The display by the Queensferry History Group aims to portray trench warfare, the mighty Jutland sea battle and life in the Royal Borough between 1914 and 1918.
Maps show where some of the 103 war dead from Queensferry and Dalmeny lived and the battlefields where many of them died.
One panel also tells the story of the bloody battle of the Somme, and another the lives of local women during the home front.
Featuring medals, uniforms, photographs and memorabilia, the ‘Queensferry at War’ exhibition also sets out to describe the Battle of Jutland where over 250 ships of the British and German navies clashed.
A Queensferry History Group spokesman said: “We hope children in particular will visit the museum and get to know the men from Queensferry who went to war and never returned.
‘‘Using seldom-seen photos, the exhibition will give visitors a feel for the town during the four-year war as a place for off-duty sailors to relax and where casualties from Jutland were treated at Butlaw Hospital adjoining Port Edgar.”

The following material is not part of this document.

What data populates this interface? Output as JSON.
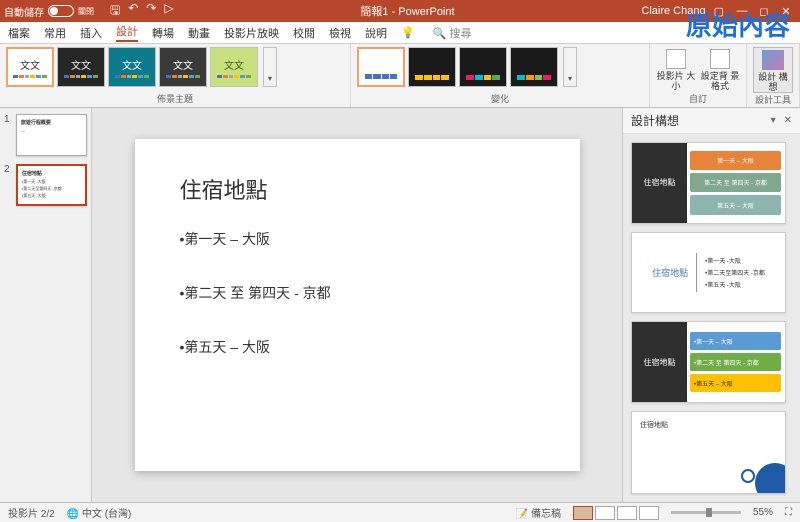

Almond ward councillor Norman Work, who launched the exhibition, said: “Like many Scottish towns and communities during the First World War, Queensferry suffered from a terrible loss of life.

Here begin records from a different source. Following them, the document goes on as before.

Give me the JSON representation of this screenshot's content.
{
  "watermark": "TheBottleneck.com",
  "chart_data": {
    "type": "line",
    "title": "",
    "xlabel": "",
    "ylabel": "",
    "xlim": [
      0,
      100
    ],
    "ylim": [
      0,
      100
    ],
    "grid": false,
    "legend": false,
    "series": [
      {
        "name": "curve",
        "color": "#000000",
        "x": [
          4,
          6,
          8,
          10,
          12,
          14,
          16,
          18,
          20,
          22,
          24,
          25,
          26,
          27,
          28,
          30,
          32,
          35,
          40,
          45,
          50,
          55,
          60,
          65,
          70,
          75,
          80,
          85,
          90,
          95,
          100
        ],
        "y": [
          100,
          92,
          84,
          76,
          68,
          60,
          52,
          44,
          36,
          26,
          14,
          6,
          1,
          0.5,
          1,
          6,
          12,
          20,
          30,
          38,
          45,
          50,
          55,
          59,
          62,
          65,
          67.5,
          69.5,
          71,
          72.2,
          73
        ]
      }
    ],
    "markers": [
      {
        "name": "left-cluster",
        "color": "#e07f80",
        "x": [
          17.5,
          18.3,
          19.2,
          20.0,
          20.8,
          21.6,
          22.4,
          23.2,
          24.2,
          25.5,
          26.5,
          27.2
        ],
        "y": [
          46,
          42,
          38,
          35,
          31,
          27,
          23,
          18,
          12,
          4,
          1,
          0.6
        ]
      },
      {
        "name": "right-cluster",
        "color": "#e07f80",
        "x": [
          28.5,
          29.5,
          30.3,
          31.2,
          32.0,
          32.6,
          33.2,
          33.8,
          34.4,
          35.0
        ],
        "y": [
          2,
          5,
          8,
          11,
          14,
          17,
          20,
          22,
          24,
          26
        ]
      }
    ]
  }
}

‘‘The names of the sons, fathers, brothers and neighbours who tragically never returned have been immortalised thanks to Queensferry’s war memorials, but this exhibition remembers the men behind the names.

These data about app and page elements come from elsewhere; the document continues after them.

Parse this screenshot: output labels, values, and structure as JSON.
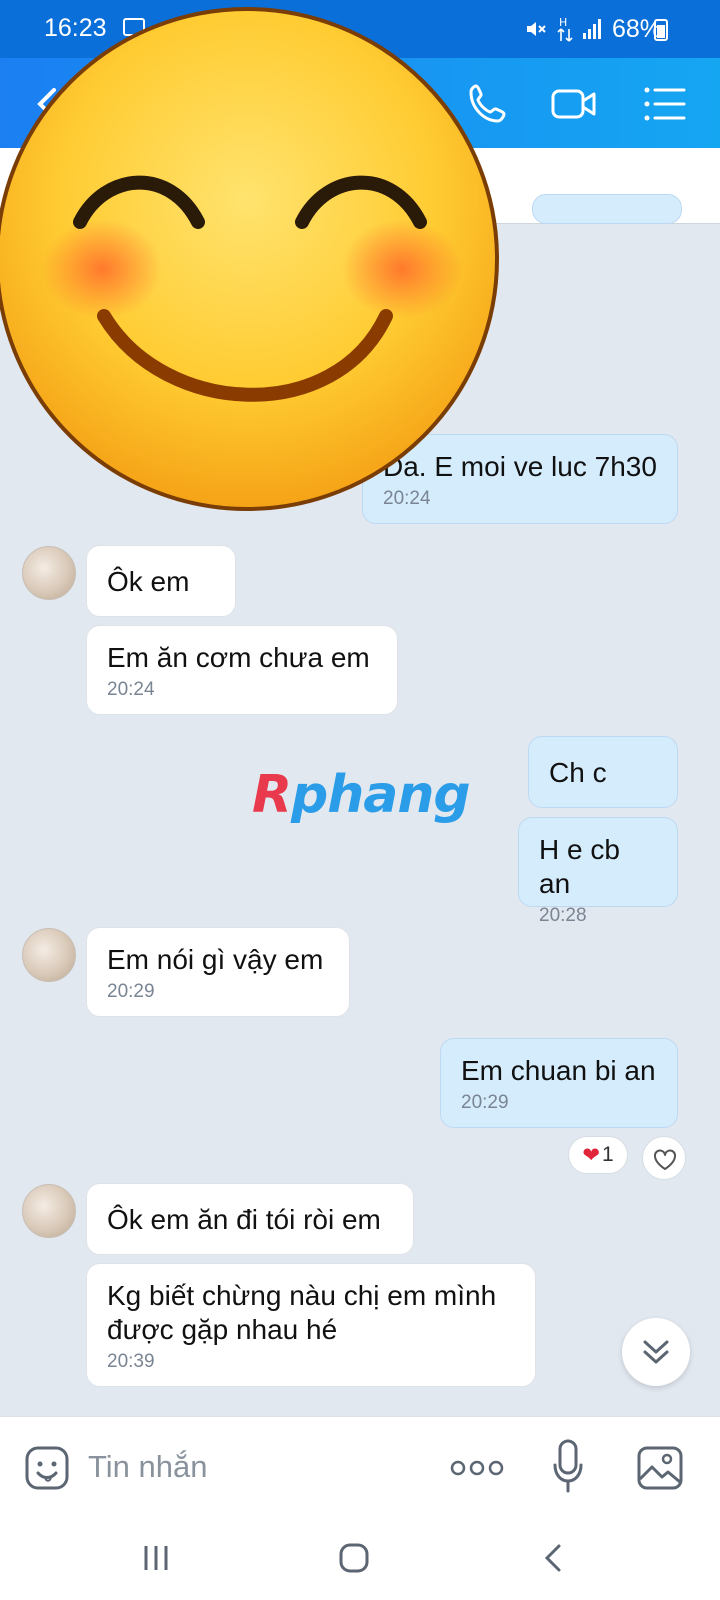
{
  "status_bar": {
    "time": "16:23",
    "battery": "68%"
  },
  "composer": {
    "placeholder": "Tin nhắn"
  },
  "watermark": {
    "r": "R",
    "rest": "phang"
  },
  "messages": [
    {
      "dir": "out",
      "text": "Da. E moi ve luc 7h30",
      "time": "20:24"
    },
    {
      "dir": "in",
      "text": "Ôk em",
      "time": ""
    },
    {
      "dir": "in",
      "text": "Em ăn cơm chưa em",
      "time": "20:24"
    },
    {
      "dir": "out",
      "text": "Ch c",
      "time": ""
    },
    {
      "dir": "out",
      "text": "H e cb an",
      "time": "20:28"
    },
    {
      "dir": "in",
      "text": "Em nói gì vậy em",
      "time": "20:29"
    },
    {
      "dir": "out",
      "text": "Em chuan bi an",
      "time": "20:29"
    },
    {
      "dir": "in",
      "text": "Ôk em ăn đi tói ròi em",
      "time": ""
    },
    {
      "dir": "in",
      "text": "Kg biết chừng nàu chị em mình\nđược gặp nhau hé",
      "time": "20:39"
    }
  ],
  "reaction": {
    "emoji": "❤",
    "count": "1"
  },
  "icons": {
    "header": [
      "back-arrow-icon",
      "phone-icon",
      "video-call-icon",
      "list-menu-icon"
    ],
    "composer": [
      "sticker-icon",
      "more-options-icon",
      "microphone-icon",
      "image-icon"
    ],
    "navbar": [
      "recent-apps-icon",
      "home-icon",
      "back-icon"
    ]
  },
  "colors": {
    "header": "#1b7ff2",
    "incoming": "#ffffff",
    "outgoing": "#d5ecfd",
    "chat_bg": "#e2e8f0"
  }
}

“Their medals and photographs, which have been lovingly passed from one generation to another, have been carefully displayed by the history group.”
Councilor Work added: ‘‘It is fantastic to have their research chronicled in our museum.
‘‘It is free to visit and a timely reminder of the Royal Borough’s war history ahead of the 100th anniversary of the Battle of Jutland this May.”
The ‘Queensferry at War’ exhibition, funded by the Almond Neighbourhood Partnership, will be open for six months including the anniversary commemorations for the Battle of Jutland in May.
The museum’s opening hours are Monday, Thursday, Friday, Saturday 10am - 1pm and 2.15pm - 5pm, Sunday 12pm - 5pm. Closed Tuesday and Wednesday.